US7713672May 30, 2007May 11, 2010Ricoh Company, Ltd.latent electrostatic image bearing member, charging unit configured to charge surface of latent electrostatic image bearing member, exposing unit configured to expose charged surface of latent electrostatic image to form latent electrostatic image thereon, developing unit, transferring unit, fixing unit
US7718340May 30, 2007May 18, 2010Ricoh Company, Ltd.Image forming apparatus, image forming method, and process cartridge
US7873304Apr 20, 2007Jan 18, 2011Ricoh Company, Ltd.Image forming apparatus, image forming method, and process cartridge
US7892718Apr 20, 2007Feb 22, 2011Ricoh Company, Ltd.Image forming apparatus, image forming method and process cartridge
US7960083 *Jun 19, 2008Jun 14, 2011Ricoh Company, Ltd.Image forming apparatus, image forming method, and process cartridge
US8084176May 22, 2009Dec 27, 2011Ricoh Company, Ltd.Toner, developer, and image forming method
US8545007 *Jul 20, 2011Oct 1, 2013Fujifilm CorporationImage forming apparatus
US8765349Jul 25, 2012Jul 1, 2014Ricoh Company, Ltd.Method of manufacturing toner, apparatus for manufacturing toner, and method of manufacturing resin particles
US20110212395 *Oct 29, 2008Sep 1, 2011Kao CorporationElectrophotographic toner
US20120019606 *Jul 20, 2011Jan 26, 2012Takashi FukuiImage forming apparatus
US20120244465 *Aug 17, 2011Sep 27, 2012Fuji Xerox Co., Ltd.Toner set for electrostatic image development, developer set for electrostatic image development, process cartridge set, image forming apparatus, and image forming method
WO2010108962A1 *Mar 24, 2010Sep 30, 2010Dsm Ip Assets B.V.Unsaturated polyester resin composition
Classifications
U.S. Classification430/48, 430/108.4, 430/108.3, 399/222
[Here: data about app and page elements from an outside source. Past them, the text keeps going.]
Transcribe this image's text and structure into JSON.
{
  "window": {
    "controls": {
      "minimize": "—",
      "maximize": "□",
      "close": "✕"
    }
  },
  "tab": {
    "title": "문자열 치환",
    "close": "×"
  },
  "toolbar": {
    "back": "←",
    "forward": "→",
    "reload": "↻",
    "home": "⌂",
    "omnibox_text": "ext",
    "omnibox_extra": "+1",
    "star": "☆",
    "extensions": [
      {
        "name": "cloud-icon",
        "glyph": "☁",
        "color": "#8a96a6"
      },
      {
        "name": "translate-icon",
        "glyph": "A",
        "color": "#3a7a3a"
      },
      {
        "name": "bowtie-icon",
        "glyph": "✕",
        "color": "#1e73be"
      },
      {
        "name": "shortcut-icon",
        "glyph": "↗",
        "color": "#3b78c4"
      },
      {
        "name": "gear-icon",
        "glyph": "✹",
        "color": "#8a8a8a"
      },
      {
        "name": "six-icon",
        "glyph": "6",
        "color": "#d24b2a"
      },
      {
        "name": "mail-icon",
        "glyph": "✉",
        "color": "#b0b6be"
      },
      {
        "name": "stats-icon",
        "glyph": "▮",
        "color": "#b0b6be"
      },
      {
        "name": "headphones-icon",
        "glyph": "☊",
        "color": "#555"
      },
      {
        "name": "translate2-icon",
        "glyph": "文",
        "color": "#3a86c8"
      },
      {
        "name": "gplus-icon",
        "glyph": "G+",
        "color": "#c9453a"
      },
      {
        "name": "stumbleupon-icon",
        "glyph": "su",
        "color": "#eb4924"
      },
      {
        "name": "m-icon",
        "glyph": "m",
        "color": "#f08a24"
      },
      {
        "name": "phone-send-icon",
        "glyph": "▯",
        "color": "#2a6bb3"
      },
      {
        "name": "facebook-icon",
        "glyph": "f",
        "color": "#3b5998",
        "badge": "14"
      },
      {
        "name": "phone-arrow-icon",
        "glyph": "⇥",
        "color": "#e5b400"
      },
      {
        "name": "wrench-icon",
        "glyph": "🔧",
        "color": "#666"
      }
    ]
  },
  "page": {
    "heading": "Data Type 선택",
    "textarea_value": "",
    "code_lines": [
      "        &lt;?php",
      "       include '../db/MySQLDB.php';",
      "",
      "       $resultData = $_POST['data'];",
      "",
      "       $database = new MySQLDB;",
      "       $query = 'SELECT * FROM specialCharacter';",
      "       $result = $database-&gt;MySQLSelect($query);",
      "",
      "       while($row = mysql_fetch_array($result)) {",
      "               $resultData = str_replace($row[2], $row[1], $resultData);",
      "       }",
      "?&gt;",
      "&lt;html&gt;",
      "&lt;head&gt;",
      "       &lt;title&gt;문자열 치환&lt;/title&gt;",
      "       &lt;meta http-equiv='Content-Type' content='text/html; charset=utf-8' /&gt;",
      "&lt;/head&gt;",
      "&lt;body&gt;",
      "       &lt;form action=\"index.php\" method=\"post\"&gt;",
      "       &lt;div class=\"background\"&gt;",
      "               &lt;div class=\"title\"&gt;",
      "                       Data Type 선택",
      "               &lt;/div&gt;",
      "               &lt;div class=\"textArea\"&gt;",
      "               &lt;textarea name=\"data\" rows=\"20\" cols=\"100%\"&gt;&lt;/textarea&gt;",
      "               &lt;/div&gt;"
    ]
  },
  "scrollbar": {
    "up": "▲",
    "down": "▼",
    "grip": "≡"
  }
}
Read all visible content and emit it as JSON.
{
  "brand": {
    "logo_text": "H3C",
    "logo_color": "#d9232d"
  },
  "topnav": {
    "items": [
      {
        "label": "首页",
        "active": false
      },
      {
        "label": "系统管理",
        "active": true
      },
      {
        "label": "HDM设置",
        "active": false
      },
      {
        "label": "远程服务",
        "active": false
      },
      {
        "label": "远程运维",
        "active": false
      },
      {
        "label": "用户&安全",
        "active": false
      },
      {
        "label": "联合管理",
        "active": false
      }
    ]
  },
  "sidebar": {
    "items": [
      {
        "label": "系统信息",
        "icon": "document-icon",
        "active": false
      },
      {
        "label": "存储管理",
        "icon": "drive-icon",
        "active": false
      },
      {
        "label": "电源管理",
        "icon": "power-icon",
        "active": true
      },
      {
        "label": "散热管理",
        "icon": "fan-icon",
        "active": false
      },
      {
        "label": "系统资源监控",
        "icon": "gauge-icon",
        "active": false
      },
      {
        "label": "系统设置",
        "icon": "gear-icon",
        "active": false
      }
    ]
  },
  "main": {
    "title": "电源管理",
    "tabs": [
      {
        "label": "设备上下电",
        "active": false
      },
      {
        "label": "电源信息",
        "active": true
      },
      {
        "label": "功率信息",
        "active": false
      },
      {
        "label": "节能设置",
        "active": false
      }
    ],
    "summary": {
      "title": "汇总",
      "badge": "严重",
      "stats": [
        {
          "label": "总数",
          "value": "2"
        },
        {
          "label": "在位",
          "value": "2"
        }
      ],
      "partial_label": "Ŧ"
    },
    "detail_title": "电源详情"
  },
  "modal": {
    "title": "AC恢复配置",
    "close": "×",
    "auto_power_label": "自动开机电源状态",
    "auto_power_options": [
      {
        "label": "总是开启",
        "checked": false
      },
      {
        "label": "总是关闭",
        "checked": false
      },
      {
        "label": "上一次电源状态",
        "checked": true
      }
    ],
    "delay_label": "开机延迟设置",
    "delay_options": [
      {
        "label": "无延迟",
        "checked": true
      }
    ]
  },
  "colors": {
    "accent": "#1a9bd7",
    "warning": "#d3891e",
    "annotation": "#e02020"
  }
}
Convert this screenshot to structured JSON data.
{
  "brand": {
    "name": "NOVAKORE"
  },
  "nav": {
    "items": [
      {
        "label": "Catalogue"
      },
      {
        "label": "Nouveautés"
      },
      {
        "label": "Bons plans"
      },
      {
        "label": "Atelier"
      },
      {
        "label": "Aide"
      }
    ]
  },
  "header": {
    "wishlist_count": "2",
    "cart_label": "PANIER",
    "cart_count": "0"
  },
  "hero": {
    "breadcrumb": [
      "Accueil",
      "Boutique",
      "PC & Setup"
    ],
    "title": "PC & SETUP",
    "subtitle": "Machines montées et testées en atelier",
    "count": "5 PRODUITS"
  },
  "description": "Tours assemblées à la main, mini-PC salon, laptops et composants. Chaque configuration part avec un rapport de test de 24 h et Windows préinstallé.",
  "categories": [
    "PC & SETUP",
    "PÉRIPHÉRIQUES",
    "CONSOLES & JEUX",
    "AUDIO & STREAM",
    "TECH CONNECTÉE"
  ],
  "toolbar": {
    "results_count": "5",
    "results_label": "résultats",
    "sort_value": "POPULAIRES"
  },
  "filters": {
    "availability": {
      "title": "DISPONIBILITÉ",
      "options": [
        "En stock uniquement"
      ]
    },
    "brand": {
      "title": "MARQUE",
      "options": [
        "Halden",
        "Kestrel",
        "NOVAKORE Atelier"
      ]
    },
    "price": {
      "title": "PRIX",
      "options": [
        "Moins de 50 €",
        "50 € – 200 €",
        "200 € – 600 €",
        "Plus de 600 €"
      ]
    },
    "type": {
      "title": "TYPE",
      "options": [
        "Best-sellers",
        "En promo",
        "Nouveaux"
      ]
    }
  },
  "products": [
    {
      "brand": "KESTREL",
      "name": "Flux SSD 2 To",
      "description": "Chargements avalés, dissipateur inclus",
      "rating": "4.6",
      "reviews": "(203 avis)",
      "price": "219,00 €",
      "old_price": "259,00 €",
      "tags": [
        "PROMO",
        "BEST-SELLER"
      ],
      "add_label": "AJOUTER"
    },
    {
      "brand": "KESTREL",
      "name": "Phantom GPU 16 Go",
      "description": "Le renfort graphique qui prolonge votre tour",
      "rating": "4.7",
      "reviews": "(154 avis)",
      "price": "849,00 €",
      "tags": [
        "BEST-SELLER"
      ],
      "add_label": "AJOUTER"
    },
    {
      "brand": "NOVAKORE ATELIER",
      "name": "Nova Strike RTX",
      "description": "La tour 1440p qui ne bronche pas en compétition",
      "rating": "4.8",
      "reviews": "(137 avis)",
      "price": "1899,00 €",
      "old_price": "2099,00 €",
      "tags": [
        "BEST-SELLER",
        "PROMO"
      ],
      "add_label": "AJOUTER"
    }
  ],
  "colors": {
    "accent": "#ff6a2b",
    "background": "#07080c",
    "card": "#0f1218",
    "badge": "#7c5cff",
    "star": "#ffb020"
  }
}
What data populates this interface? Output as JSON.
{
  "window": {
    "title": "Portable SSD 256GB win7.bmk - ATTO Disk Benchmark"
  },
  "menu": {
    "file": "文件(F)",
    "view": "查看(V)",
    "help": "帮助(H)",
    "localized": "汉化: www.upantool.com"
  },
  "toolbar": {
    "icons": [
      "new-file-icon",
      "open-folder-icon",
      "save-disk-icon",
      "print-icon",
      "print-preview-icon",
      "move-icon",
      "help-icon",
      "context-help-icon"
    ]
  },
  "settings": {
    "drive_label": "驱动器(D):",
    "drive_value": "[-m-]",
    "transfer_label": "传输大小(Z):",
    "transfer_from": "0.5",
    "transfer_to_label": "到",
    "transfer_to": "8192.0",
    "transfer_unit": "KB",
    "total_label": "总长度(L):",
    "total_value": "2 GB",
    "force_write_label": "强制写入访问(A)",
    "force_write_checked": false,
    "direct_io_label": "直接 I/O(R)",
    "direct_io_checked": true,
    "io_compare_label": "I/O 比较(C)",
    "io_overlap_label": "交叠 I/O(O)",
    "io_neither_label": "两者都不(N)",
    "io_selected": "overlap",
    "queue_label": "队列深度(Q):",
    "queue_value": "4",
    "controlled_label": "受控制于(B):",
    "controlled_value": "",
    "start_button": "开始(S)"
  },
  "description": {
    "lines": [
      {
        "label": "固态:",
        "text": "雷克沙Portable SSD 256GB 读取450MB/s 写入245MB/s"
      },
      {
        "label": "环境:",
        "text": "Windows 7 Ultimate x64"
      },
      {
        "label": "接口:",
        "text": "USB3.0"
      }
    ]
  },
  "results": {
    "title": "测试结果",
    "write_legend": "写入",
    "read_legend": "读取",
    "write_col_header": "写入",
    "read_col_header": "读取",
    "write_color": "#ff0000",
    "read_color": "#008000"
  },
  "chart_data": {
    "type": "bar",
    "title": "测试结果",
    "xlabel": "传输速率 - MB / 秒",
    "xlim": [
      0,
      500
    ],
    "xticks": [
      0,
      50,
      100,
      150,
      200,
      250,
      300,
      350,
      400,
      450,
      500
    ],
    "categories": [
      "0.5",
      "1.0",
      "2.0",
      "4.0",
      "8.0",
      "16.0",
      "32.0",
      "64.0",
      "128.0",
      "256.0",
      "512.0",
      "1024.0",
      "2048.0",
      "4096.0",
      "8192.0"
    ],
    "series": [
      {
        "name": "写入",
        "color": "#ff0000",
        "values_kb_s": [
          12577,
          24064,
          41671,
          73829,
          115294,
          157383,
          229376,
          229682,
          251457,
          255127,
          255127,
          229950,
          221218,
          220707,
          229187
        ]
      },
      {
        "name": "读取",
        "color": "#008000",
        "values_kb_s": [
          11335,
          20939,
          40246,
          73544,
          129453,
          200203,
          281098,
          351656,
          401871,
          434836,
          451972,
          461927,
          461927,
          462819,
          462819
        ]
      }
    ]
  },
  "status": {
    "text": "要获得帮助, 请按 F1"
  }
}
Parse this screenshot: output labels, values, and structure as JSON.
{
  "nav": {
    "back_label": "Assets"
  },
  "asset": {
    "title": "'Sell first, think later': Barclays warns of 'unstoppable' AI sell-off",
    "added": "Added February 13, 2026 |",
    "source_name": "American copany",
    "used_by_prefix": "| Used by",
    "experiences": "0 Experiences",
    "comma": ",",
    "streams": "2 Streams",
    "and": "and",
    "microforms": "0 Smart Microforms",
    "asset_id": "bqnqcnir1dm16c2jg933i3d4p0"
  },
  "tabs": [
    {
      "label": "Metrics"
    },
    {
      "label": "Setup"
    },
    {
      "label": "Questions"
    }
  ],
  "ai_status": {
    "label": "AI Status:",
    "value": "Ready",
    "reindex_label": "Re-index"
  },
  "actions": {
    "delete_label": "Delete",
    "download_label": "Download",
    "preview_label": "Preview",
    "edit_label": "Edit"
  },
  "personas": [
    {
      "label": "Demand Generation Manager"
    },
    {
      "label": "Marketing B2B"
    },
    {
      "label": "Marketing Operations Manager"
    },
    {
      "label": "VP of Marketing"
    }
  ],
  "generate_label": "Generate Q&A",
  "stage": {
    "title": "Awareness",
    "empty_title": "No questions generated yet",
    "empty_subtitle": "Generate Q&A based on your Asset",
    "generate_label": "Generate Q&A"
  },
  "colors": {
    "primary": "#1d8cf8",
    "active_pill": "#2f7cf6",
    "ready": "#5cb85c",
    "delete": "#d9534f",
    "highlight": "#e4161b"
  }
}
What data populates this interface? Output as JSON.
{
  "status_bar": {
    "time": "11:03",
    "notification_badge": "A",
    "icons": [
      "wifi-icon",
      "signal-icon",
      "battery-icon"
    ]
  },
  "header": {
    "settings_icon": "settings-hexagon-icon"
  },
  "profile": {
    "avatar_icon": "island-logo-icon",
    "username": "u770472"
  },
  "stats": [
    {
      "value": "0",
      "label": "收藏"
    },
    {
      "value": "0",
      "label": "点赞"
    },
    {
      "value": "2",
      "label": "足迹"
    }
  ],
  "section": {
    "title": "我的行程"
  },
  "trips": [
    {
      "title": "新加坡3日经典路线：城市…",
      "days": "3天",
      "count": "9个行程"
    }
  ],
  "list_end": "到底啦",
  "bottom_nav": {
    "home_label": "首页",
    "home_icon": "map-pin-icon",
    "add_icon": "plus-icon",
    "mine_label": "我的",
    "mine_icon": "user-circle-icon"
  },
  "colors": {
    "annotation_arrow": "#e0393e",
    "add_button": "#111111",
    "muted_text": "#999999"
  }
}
International ClassificationG03G15/00, G03G13/04, G03G9/097
Cooperative ClassificationG03G9/0823, G03G9/08795, G03G9/08797, G03G9/09783, G03G9/08775, G03G9/08755
European ClassificationG03G9/087F, G03G9/097F, G03G9/08P2, G03G9/087D4, G03G9/087H6, G03G9/087H5
Legal Events
DateCodeEventDescription
Nov 21, 2007ASAssignment
Owner name: RICOH COMPANY, LTD., JAPAN
Free format text: ASSIGNMENT OF ASSIGNORS INTEREST;ASSIGNORS:NAKAYAMA, SHINYA;KOTSUGAI, AKIHIRO;IWAMOTO, YASUAKI;AND OTHERS;REEL/FRAME:020146/0519;SIGNING DATES FROM 20071019 TO 20071022
Free format text: ASSIGNMENT OF ASSIGNORS INTEREST;ASSIGNORS:NAKAYAMA, SHINYA;KOTSUGAI, AKIHIRO;IWAMOTO, YASUAKI;AND OTHERS;SIGNING DATES FROM 20071019 TO 20071022;REEL/FRAME:020146/0519